### What you will do
From the material below, copy each line that holds the word "DEVOPS".

====== Material for this task

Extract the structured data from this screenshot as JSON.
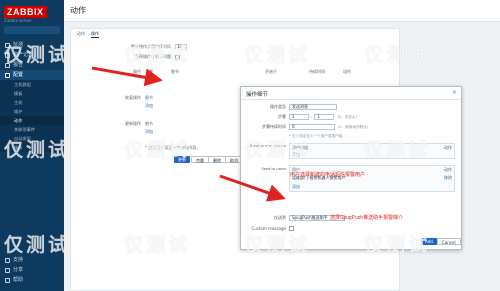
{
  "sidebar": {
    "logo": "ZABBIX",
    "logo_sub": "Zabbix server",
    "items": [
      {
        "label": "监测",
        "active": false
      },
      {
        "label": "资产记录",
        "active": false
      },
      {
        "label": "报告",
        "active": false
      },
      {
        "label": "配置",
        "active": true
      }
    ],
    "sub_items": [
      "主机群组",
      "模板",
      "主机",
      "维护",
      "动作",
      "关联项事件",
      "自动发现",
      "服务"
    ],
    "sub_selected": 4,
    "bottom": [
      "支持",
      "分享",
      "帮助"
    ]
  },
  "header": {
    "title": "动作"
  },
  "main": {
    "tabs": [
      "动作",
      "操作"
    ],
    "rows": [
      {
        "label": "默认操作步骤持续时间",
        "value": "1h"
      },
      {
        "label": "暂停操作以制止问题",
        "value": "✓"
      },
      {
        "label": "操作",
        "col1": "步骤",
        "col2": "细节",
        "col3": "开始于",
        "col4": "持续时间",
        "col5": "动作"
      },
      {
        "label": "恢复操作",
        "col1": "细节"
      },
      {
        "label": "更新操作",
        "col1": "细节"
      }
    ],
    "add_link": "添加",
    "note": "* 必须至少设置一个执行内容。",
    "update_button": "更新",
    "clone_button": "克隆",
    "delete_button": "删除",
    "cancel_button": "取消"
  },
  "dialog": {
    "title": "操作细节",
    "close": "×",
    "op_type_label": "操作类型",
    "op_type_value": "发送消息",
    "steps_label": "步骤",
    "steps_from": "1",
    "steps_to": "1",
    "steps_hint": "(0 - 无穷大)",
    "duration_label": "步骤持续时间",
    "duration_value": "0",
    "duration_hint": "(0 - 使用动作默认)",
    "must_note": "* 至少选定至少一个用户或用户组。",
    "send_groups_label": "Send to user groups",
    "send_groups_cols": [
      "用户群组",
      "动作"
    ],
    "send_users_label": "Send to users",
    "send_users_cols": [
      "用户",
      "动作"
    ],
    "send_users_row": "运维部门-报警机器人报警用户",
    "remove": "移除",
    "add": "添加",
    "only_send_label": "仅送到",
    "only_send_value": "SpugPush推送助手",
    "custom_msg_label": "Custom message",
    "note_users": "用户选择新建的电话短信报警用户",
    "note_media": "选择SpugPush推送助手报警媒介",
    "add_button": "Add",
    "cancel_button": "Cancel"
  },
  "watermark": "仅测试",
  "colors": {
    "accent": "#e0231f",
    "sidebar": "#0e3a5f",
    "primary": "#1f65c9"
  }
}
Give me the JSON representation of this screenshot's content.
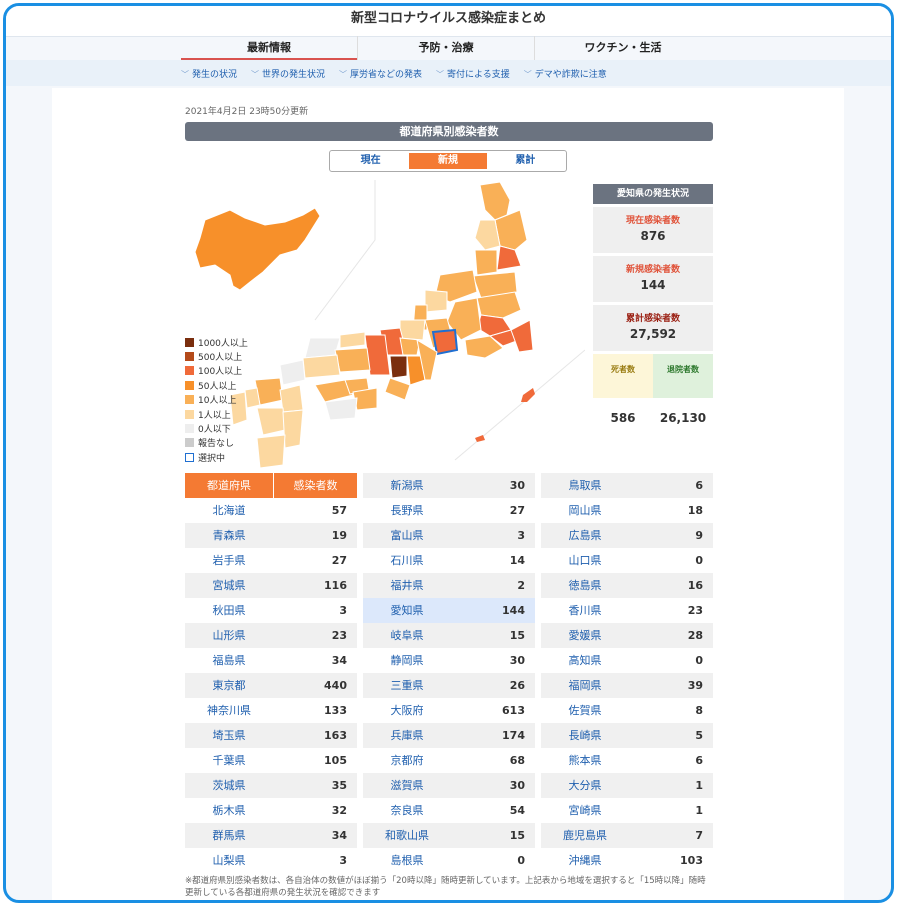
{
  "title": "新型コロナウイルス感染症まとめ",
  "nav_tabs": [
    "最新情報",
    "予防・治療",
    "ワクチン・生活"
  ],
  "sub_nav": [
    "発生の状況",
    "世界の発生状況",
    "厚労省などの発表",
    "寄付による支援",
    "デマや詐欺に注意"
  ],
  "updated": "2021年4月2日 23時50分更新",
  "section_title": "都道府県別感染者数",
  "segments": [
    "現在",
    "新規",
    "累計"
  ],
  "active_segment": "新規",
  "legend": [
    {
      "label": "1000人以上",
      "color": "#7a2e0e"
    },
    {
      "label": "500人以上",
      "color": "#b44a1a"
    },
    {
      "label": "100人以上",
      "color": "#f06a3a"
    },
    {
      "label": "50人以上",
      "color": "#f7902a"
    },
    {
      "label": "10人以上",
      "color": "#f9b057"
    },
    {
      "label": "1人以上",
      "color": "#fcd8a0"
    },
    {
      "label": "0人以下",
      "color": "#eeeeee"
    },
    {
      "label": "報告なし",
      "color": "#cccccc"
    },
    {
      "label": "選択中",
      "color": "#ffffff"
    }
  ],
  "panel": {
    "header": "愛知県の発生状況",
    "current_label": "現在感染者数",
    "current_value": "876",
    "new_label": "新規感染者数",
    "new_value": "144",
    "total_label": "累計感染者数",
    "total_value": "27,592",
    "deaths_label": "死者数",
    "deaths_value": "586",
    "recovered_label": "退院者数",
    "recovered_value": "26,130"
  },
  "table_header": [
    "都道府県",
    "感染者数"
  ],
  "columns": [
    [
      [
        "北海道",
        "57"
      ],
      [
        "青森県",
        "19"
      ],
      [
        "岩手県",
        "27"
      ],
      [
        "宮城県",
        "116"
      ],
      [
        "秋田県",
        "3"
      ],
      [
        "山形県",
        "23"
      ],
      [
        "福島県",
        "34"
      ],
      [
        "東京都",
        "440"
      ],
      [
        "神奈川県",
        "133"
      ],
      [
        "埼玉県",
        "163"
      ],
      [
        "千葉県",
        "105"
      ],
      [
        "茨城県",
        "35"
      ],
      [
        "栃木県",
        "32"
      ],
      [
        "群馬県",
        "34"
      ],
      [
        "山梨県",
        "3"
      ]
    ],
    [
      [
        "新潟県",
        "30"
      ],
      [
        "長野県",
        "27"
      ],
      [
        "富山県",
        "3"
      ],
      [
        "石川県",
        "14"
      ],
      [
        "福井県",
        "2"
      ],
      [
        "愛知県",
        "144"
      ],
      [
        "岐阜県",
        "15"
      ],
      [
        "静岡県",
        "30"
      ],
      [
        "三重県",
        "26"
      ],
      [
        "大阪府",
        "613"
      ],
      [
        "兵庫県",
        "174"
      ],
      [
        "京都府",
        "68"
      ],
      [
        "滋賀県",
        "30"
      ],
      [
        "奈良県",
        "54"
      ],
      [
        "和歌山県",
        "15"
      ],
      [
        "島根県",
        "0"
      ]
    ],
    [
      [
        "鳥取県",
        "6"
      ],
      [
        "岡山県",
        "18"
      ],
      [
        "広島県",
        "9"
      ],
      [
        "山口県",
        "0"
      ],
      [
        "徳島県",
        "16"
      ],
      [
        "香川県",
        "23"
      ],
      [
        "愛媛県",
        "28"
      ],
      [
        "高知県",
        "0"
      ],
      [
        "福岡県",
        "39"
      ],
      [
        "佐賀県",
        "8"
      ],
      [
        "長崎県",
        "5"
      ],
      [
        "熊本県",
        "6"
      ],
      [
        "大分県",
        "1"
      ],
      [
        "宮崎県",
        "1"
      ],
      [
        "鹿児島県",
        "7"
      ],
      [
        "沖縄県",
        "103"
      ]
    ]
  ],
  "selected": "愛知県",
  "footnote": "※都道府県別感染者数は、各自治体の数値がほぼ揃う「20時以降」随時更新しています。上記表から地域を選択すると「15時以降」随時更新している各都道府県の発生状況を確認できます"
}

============
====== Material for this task

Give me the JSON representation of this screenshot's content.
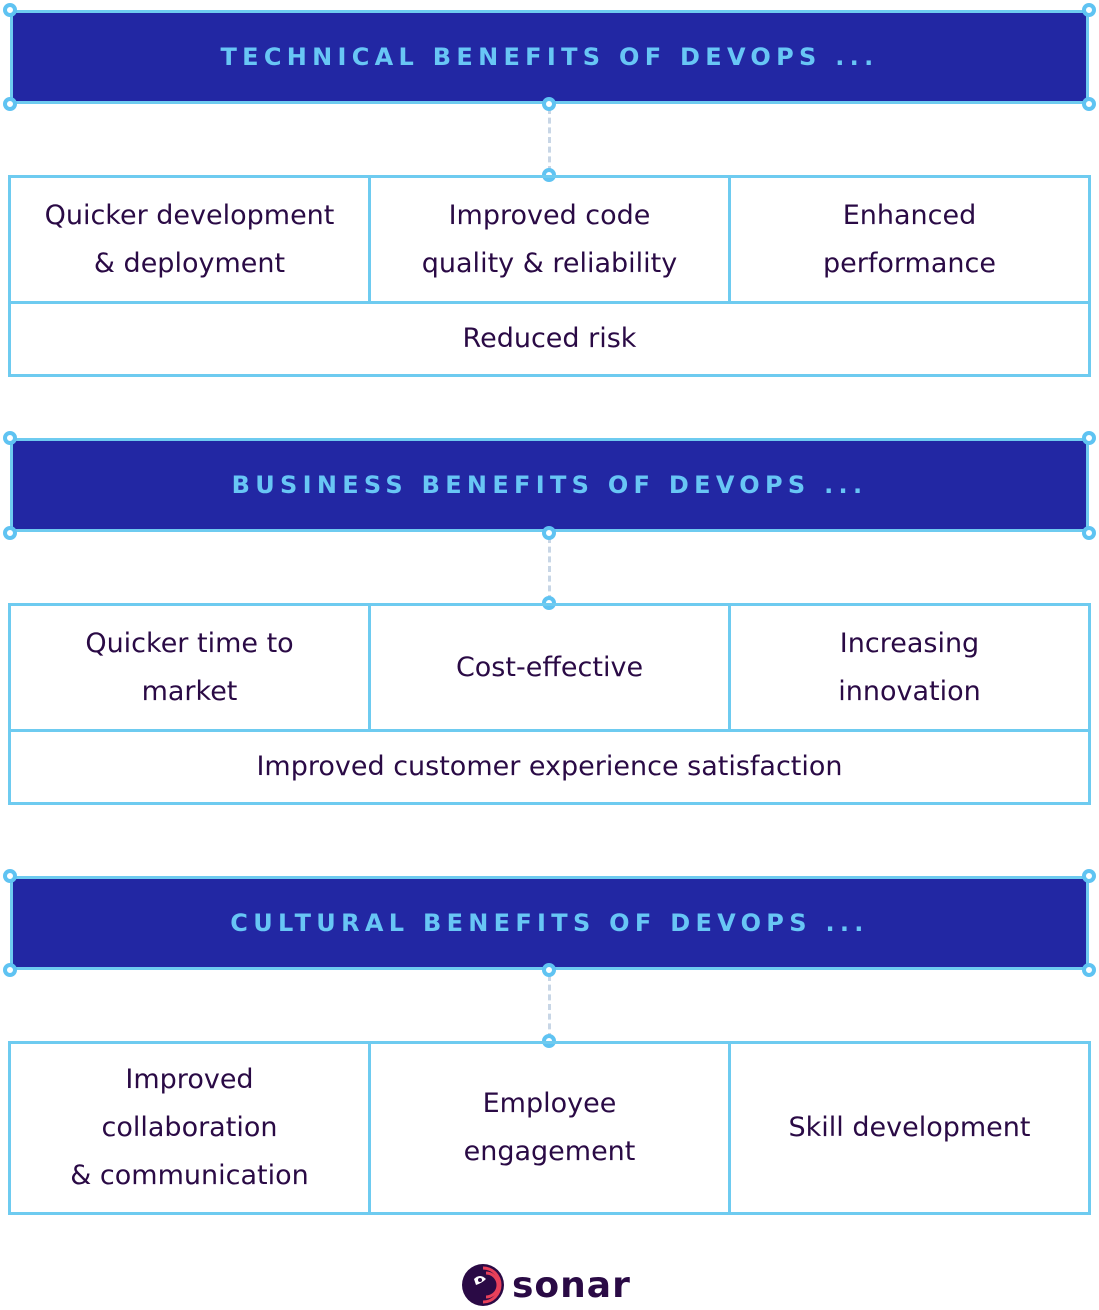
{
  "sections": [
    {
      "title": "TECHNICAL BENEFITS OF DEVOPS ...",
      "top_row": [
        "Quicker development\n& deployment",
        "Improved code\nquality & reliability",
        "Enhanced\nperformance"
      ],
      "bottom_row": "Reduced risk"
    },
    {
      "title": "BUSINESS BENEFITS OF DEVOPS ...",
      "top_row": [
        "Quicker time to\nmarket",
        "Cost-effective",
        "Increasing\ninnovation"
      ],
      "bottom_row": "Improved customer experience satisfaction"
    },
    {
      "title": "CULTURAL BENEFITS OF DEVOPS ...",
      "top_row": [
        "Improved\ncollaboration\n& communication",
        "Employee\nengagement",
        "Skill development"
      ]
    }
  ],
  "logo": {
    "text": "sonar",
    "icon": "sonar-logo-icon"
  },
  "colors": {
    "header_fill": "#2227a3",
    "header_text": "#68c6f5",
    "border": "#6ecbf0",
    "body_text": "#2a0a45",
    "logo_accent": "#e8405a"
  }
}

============

### Task solution
      "title": "TECHNICAL BENEFITS OF DEVOPS ...",
      "title": "BUSINESS BENEFITS OF DEVOPS ...",
      "title": "CULTURAL BENEFITS OF DEVOPS ...",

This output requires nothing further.